Somewhat unbelievably, the Yankees also had a good April in 2013 thanks to the additions of two ancient veterans perhaps less likely to contribute than any mentioned above. Travis Hafner, who had been sidelined much of 2012 due to knee and back issues, made 17 starts and smacked six home runs by the end of April with an OPS above 1.100. Vernon Wells, coming off a 2012 campaign during which he failed to get on base even 28% of the time, matched Hafner's six home runs while managing an OBP of .366. Hafner would immediately crater into the ground in May, hitting .179 on the month, and Wells would follow soon, but the tandem's incredible start helped the Yankees to a 16-10 April record.
The Yankees were actually outscored by 11 runs in April 2014, which makes their 15-11 record a product of cluster luck, but "lucky" would be an inaccurate description of the overall month. Though new addition Masahiro Tanaka had gotten off to an incredible start, the Yankees' other young starting pitcher, Michael Pineda, was caught using pine tar for a second time, earning him a ten game suspension. This occurred just days after it was announced that Ivan Nova required season-ending Tommy John surgery. However, new additions Jacoby Ellsbury and Carlos Beltran got off to good starts, which combined with Tanaka's mastery to help the Yankees finish April four games above .500.
Last season, April was the month of the mustache. The Brett Gardner-initiated trend caught on with many of his teammates, who played a series of very close games to finish April at 13-9. Andrew Miller converted all eight of his save opportunities that month and helped to drag the Yankees out from a 3-6 start to the season, while Gardner and Ellsbury combined to form the best 1-2 punch in baseball over the first month of the season. Michael Pineda went 3-0 with 32 strikeouts to just two walks, and the Yankees finished the month with the division lead despite almost no production from newly acquired shortstop Didi Gregorius.

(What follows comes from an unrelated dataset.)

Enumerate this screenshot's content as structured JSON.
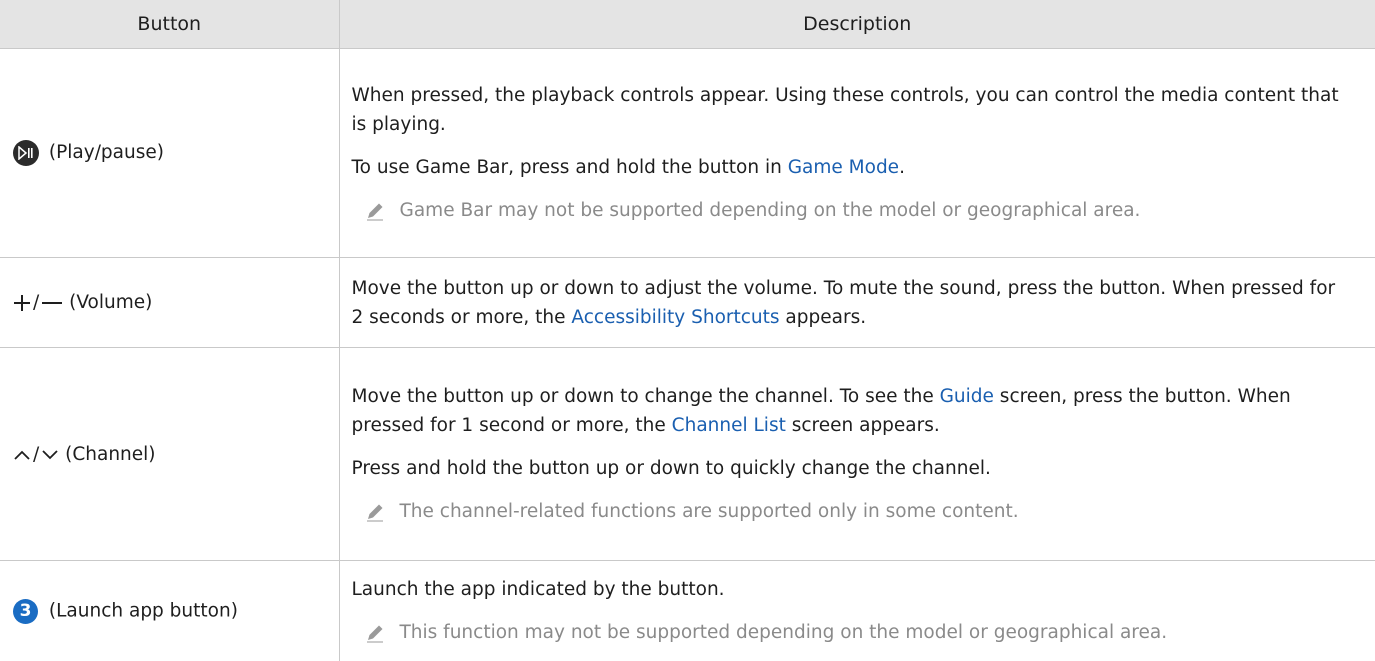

How the Yankees start this season may have a huge impact on the rest of the year. They will face a relatively difficult slate of opponents, but will bring excellent health with them through their first several series. Brian Cashman has shown a penchant for acquiring veterans who contribute particularly well in the beginning of the season while Joe Girardi has done a great job preparing his teams for the regular season. Since 2010, the Yankees have built the foundation for a successful season each year by getting off to hot April starts. Without any veteran additions in the offseason, will they nevertheless continue the trend next month?
All statistics via Baseball-Reference.